Ho-fung Hung featured in JHU Arts & Sciences Weekly

Ho-fung Hung featured in JHU Arts & Sciences Weekly
Describe your primary research or scholarship, and tell us what is most exciting about your current project.
One major focus of my research has been how the rise of China reshapes the global political economy and generates new identities and conflicts. Taking many steps back from the torrent of news headlines to examine historical data and long-term trends, we can always discover deep, underlying forces that shape current events. For example, many people suppose the deteriorating U.S.-China relations originated from the policy and actions of President Trump and President Xi. But after investigating years of corporate financial reports, corporate lawsuit databases, and under-the-radar lobbying activities in both countries, I find the rivalry between the two countries is rooted in China’s state-backed companies’ increasing aggressiveness at the expense of U.S. companies in the Chinese and world markets after the global financial crisis of 2008. The turn from profitable collaboration to intensifying competition between U.S. and Chinese corporations, coupled with the geopolitical tension over the South China Sea, Taiwan, and other issues dating back to the 1990s, created today’s dicey situation.

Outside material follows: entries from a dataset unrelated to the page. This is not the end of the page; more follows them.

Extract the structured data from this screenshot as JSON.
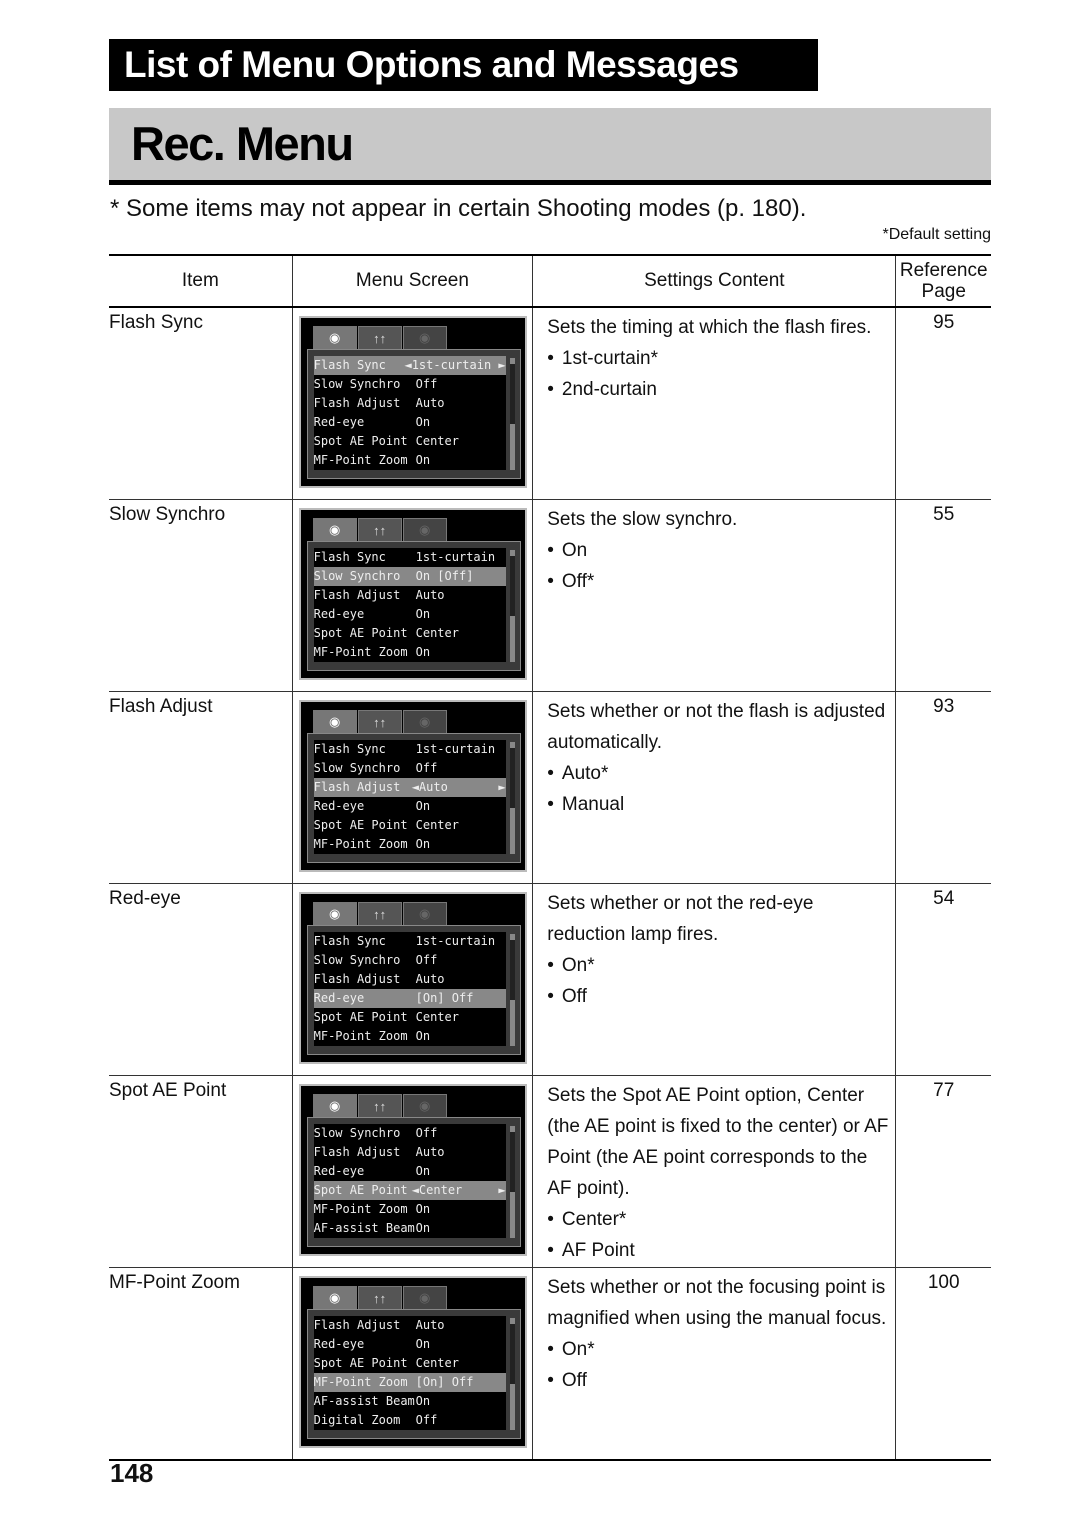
{
  "header": {
    "section_title": "List of Menu Options and Messages",
    "chapter_title": "Rec. Menu"
  },
  "note": "* Some items may not appear in certain Shooting modes (p. 180).",
  "default_note": "*Default setting",
  "table": {
    "headers": [
      "Item",
      "Menu Screen",
      "Settings Content",
      "Reference Page"
    ],
    "rows": [
      {
        "item": "Flash Sync",
        "description": "Sets the timing at which the flash fires.",
        "options": [
          "1st-curtain*",
          "2nd-curtain"
        ],
        "page": "95",
        "screen": [
          [
            "Flash Sync",
            "◄1st-curtain ►",
            true
          ],
          [
            "Slow Synchro",
            "Off",
            false
          ],
          [
            "Flash Adjust",
            "Auto",
            false
          ],
          [
            "Red-eye",
            "On",
            false
          ],
          [
            "Spot AE Point",
            "Center",
            false
          ],
          [
            "MF-Point Zoom",
            "On",
            false
          ]
        ]
      },
      {
        "item": "Slow Synchro",
        "description": "Sets the slow synchro.",
        "options": [
          "On",
          "Off*"
        ],
        "page": "55",
        "screen": [
          [
            "Flash Sync",
            "1st-curtain",
            false
          ],
          [
            "Slow Synchro",
            "On [Off]",
            true
          ],
          [
            "Flash Adjust",
            "Auto",
            false
          ],
          [
            "Red-eye",
            "On",
            false
          ],
          [
            "Spot AE Point",
            "Center",
            false
          ],
          [
            "MF-Point Zoom",
            "On",
            false
          ]
        ]
      },
      {
        "item": "Flash Adjust",
        "description": "Sets whether or not the flash is adjusted automatically.",
        "options": [
          "Auto*",
          "Manual"
        ],
        "page": "93",
        "screen": [
          [
            "Flash Sync",
            "1st-curtain",
            false
          ],
          [
            "Slow Synchro",
            "Off",
            false
          ],
          [
            "Flash Adjust",
            "◄Auto       ►",
            true
          ],
          [
            "Red-eye",
            "On",
            false
          ],
          [
            "Spot AE Point",
            "Center",
            false
          ],
          [
            "MF-Point Zoom",
            "On",
            false
          ]
        ]
      },
      {
        "item": "Red-eye",
        "description": "Sets whether or not the red-eye reduction lamp fires.",
        "options": [
          "On*",
          "Off"
        ],
        "page": "54",
        "screen": [
          [
            "Flash Sync",
            "1st-curtain",
            false
          ],
          [
            "Slow Synchro",
            "Off",
            false
          ],
          [
            "Flash Adjust",
            "Auto",
            false
          ],
          [
            "Red-eye",
            "[On] Off",
            true
          ],
          [
            "Spot AE Point",
            "Center",
            false
          ],
          [
            "MF-Point Zoom",
            "On",
            false
          ]
        ]
      },
      {
        "item": "Spot AE Point",
        "description": "Sets the Spot AE Point option, Center (the AE point is fixed to the center) or AF Point (the AE point corresponds to the AF point).",
        "options": [
          "Center*",
          "AF Point"
        ],
        "page": "77",
        "screen": [
          [
            "Slow Synchro",
            "Off",
            false
          ],
          [
            "Flash Adjust",
            "Auto",
            false
          ],
          [
            "Red-eye",
            "On",
            false
          ],
          [
            "Spot AE Point",
            "◄Center     ►",
            true
          ],
          [
            "MF-Point Zoom",
            "On",
            false
          ],
          [
            "AF-assist Beam",
            "On",
            false
          ]
        ]
      },
      {
        "item": "MF-Point Zoom",
        "description": "Sets whether or not the focusing point is magnified when using the manual focus.",
        "options": [
          "On*",
          "Off"
        ],
        "page": "100",
        "screen": [
          [
            "Flash Adjust",
            "Auto",
            false
          ],
          [
            "Red-eye",
            "On",
            false
          ],
          [
            "Spot AE Point",
            "Center",
            false
          ],
          [
            "MF-Point Zoom",
            "[On] Off",
            true
          ],
          [
            "AF-assist Beam",
            "On",
            false
          ],
          [
            "Digital Zoom",
            "Off",
            false
          ]
        ]
      }
    ]
  },
  "tab_icons": [
    "camera-icon",
    "tools-icon",
    "my-camera-icon"
  ],
  "page_number": "148"
}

From a longer-term perspective, this development of intercapitalist competitions into geopolitical rivalry is disturbingly similar to the UK-Germany rivalry at the turn of the 20th century, though with many differences.     

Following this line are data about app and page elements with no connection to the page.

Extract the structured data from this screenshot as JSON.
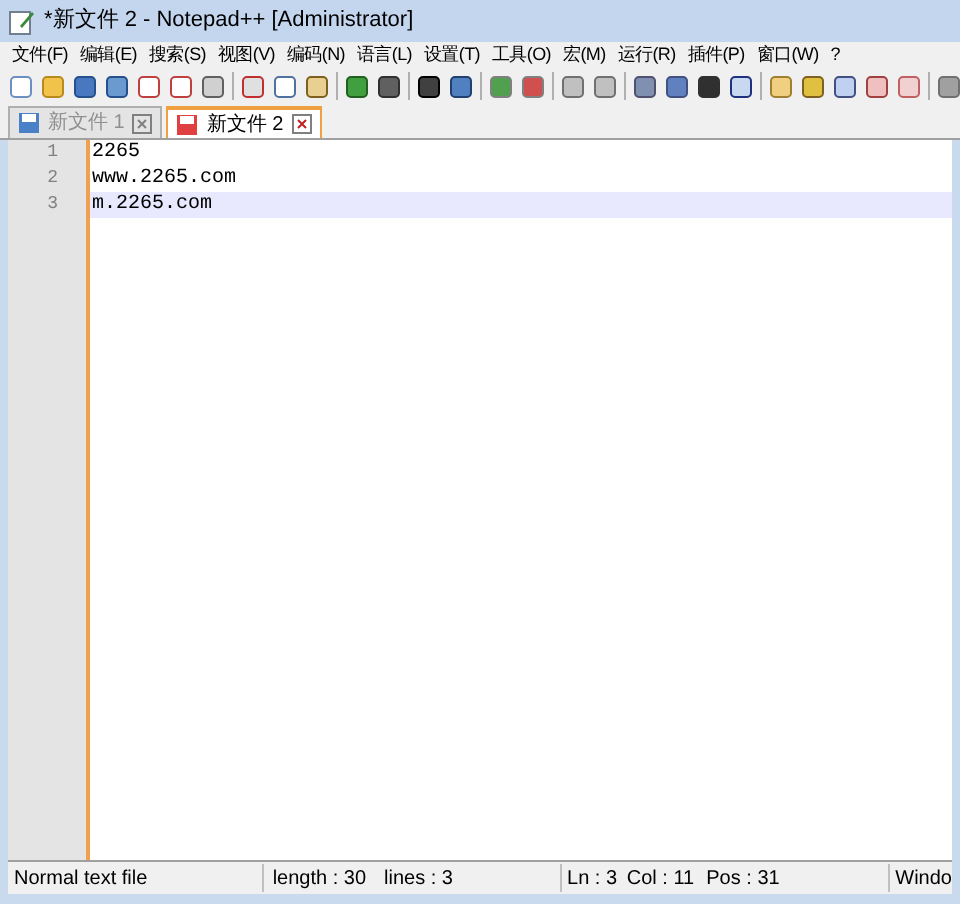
{
  "window": {
    "title": "*新文件 2 - Notepad++ [Administrator]"
  },
  "menu": [
    "文件(F)",
    "编辑(E)",
    "搜索(S)",
    "视图(V)",
    "编码(N)",
    "语言(L)",
    "设置(T)",
    "工具(O)",
    "宏(M)",
    "运行(R)",
    "插件(P)",
    "窗口(W)",
    "?"
  ],
  "tabs": [
    {
      "label": "新文件 1",
      "selected": false
    },
    {
      "label": "新文件 2",
      "selected": true
    }
  ],
  "editor": {
    "lines": [
      {
        "number": "1",
        "text": "2265",
        "current": false
      },
      {
        "number": "2",
        "text": "www.2265.com",
        "current": false
      },
      {
        "number": "3",
        "text": "m.2265.com",
        "current": true
      }
    ]
  },
  "status_bar": {
    "file_type": "Normal text file",
    "length": "length : 30",
    "lines": "lines : 3",
    "ln": "Ln : 3",
    "col": "Col : 11",
    "pos": "Pos : 31",
    "eol": "Windo"
  }
}
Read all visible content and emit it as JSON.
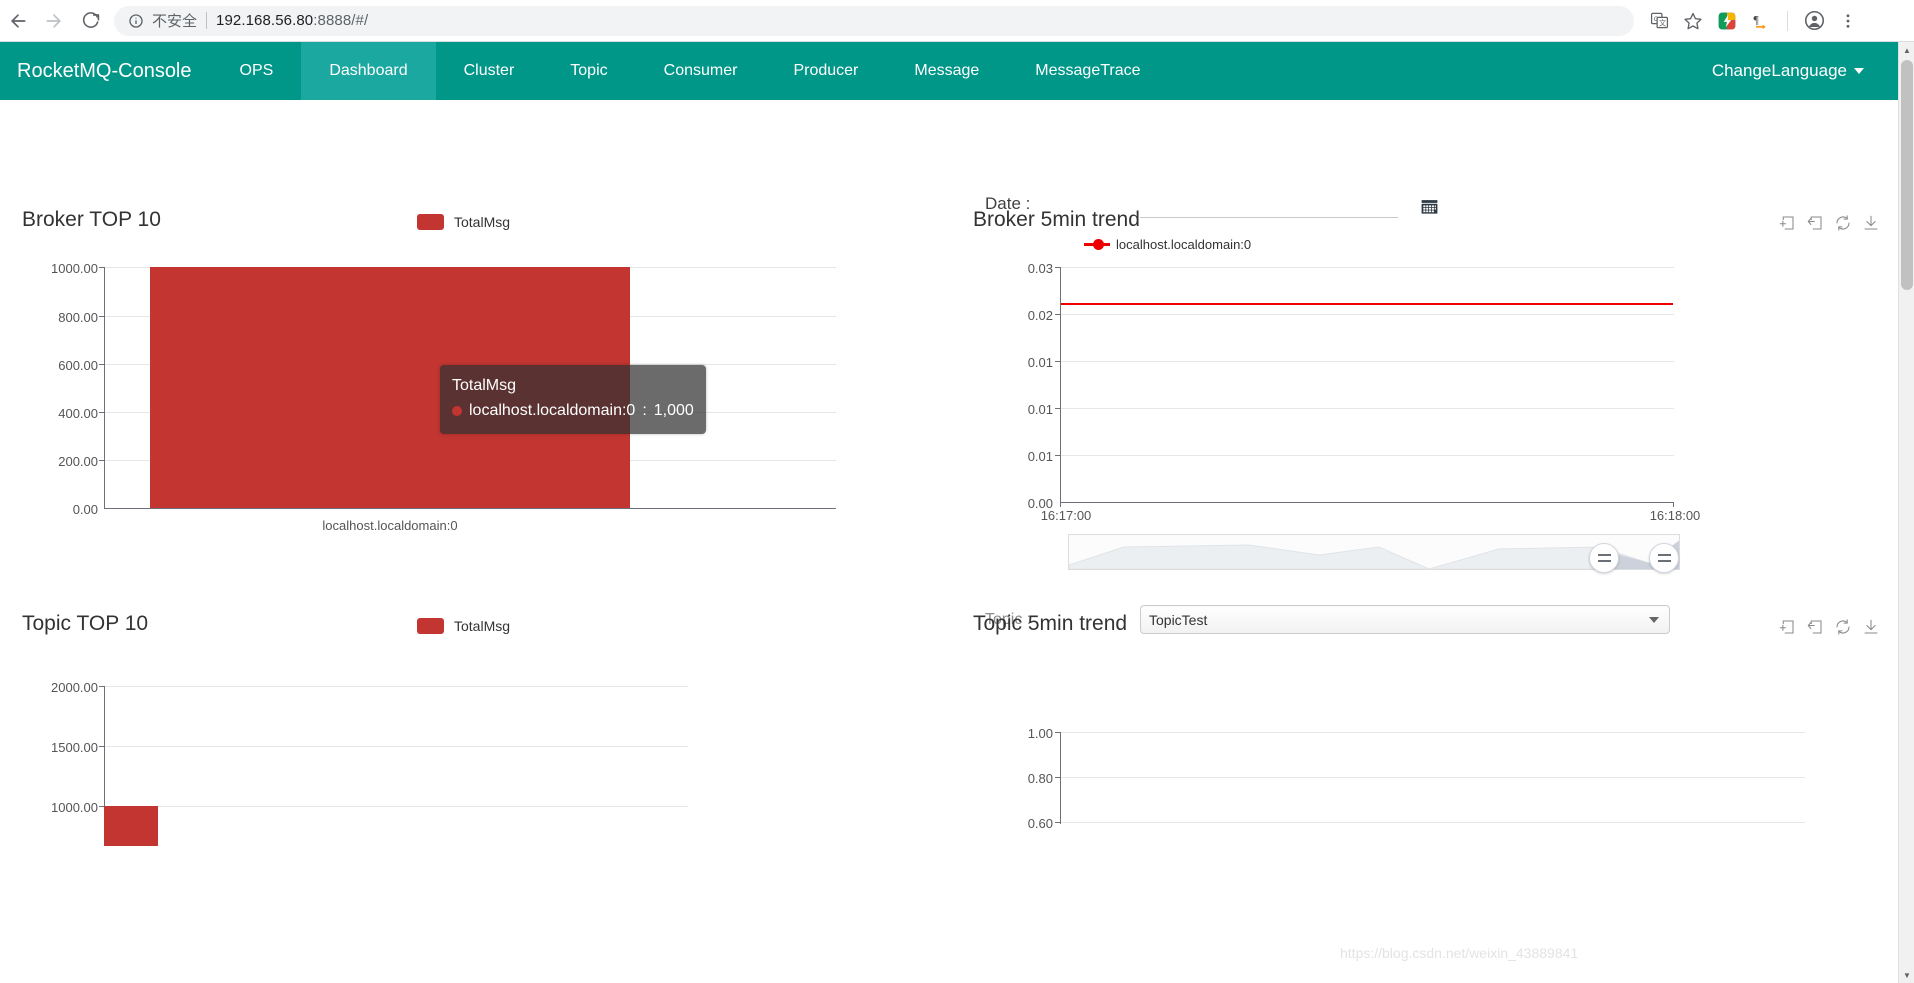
{
  "browser": {
    "back_label": "back",
    "forward_label": "forward",
    "reload_label": "reload",
    "security_text": "不安全",
    "url_host": "192.168.56.80",
    "url_rest": ":8888/#/",
    "url_full": "192.168.56.80:8888/#/",
    "icons": [
      "translate-icon",
      "bookmark-star-icon",
      "extension-icon",
      "pilcrow-extension-icon",
      "profile-avatar-icon",
      "chrome-menu-icon"
    ]
  },
  "nav": {
    "brand": "RocketMQ-Console",
    "items": [
      {
        "label": "OPS",
        "active": false
      },
      {
        "label": "Dashboard",
        "active": true
      },
      {
        "label": "Cluster",
        "active": false
      },
      {
        "label": "Topic",
        "active": false
      },
      {
        "label": "Consumer",
        "active": false
      },
      {
        "label": "Producer",
        "active": false
      },
      {
        "label": "Message",
        "active": false
      },
      {
        "label": "MessageTrace",
        "active": false
      }
    ],
    "language_label": "ChangeLanguage",
    "accent_color": "#009688",
    "accent_active_color": "#1ba8a0"
  },
  "filters": {
    "date_label": "Date :",
    "date_value": "",
    "date_placeholder": "",
    "calendar_icon": "calendar-icon",
    "topic_label": "Topic :",
    "topic_value": "TopicTest",
    "topic_options": [
      "TopicTest"
    ]
  },
  "panels": {
    "broker_top": {
      "title": "Broker TOP 10",
      "legend": "TotalMsg",
      "legend_color": "#c23531"
    },
    "broker_trend": {
      "title": "Broker 5min trend",
      "legend": "localhost.localdomain:0",
      "legend_color": "#ee0000",
      "toolbox": [
        "data-zoom-icon",
        "restore-zoom-icon",
        "refresh-icon",
        "save-image-icon"
      ]
    },
    "topic_top": {
      "title": "Topic TOP 10",
      "legend": "TotalMsg",
      "legend_color": "#c23531"
    },
    "topic_trend": {
      "title": "Topic 5min trend",
      "toolbox": [
        "data-zoom-icon",
        "restore-zoom-icon",
        "refresh-icon",
        "save-image-icon"
      ]
    }
  },
  "tooltip": {
    "title": "TotalMsg",
    "series_name": "localhost.localdomain:0",
    "separator": " : ",
    "value": "1,000",
    "marker_color": "#c23531"
  },
  "watermark": "https://blog.csdn.net/weixin_43889841",
  "chart_data": [
    {
      "id": "broker-top-10",
      "type": "bar",
      "title": "Broker TOP 10",
      "categories": [
        "localhost.localdomain:0"
      ],
      "series": [
        {
          "name": "TotalMsg",
          "values": [
            1000
          ],
          "color": "#c23531"
        }
      ],
      "xlabel": "",
      "ylabel": "",
      "ylim": [
        0,
        1000
      ],
      "yticks": [
        "0.00",
        "200.00",
        "400.00",
        "600.00",
        "800.00",
        "1000.00"
      ],
      "grid": true,
      "legend_position": "top-center"
    },
    {
      "id": "broker-5min-trend",
      "type": "line",
      "title": "Broker 5min trend",
      "x": [
        "16:17:00",
        "16:18:00"
      ],
      "series": [
        {
          "name": "localhost.localdomain:0",
          "values": [
            0.024,
            0.024
          ],
          "color": "#ee0000"
        }
      ],
      "xlabel": "",
      "ylabel": "",
      "ylim": [
        0,
        0.03
      ],
      "yticks": [
        "0.00",
        "0.01",
        "0.01",
        "0.01",
        "0.02",
        "0.03"
      ],
      "xticks": [
        "16:17:00",
        "16:18:00"
      ],
      "grid": true,
      "legend_position": "top-center",
      "datazoom": true
    },
    {
      "id": "topic-top-10",
      "type": "bar",
      "title": "Topic TOP 10",
      "categories": [
        ""
      ],
      "series": [
        {
          "name": "TotalMsg",
          "values": [
            1000
          ],
          "color": "#c23531"
        }
      ],
      "xlabel": "",
      "ylabel": "",
      "ylim": [
        0,
        2000
      ],
      "yticks": [
        "1000.00",
        "1500.00",
        "2000.00"
      ],
      "grid": true,
      "legend_position": "top-center"
    },
    {
      "id": "topic-5min-trend",
      "type": "line",
      "title": "Topic 5min trend",
      "x": [],
      "series": [],
      "xlabel": "",
      "ylabel": "",
      "ylim": [
        0.6,
        1.0
      ],
      "yticks": [
        "0.60",
        "0.80",
        "1.00"
      ],
      "grid": true
    }
  ]
}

Share a best practice or tip for successful teaching or mentoring.
When I assign readings to students, I often refrain from introducing my take in the beginning. I would let them develop their readings first through pre-class reading memos and open-floor discussions in class. Students with different intellectual backgrounds and motivated by different questions often come up with different insights, appreciations, and critiques of the readings. Discussion based on the diverse perspectives on the same readings is always an excellent learning process for everyone, including myself. In mentoring individual students, my advice always includes “staying curious.” PhD students can easily lose interest in theories and research outside their immediate field after delving into their own research. To stay curious about the development in other fields – kind of getting out of your intellectual comfort zone – can expose students to ideas that keep them connected to the wider academic communities. It can also offer them insights that may be eventually relevant to their research, directly or indirectly.   

What do you like to do outside of work?
Having two teenage children, I have been spending most of my time outside with them – while they are developing their independent life and will leave home soon. Over the last two years, we spent much time in outdoor activities during the pandemic, including kayaking, biking, hiking, BBQ, archery, and traveling. Last summer, before the Delta variant hit and when things started to open up, we made a 10-day trip to Italy and let the kids take full control of the itinerary planning for the first time. We are delighted to learn how much they grew up during the trip. They shared a lot of newly gained knowledge, views of the world, and complaints they normally reserve for their friends. Besides the pandemic’s disruptions, the last two years of lockdown and cancellations also allowed us to rediscover the fun of the outdoors and family trips. If there is any upside to the pandemic, this would be it.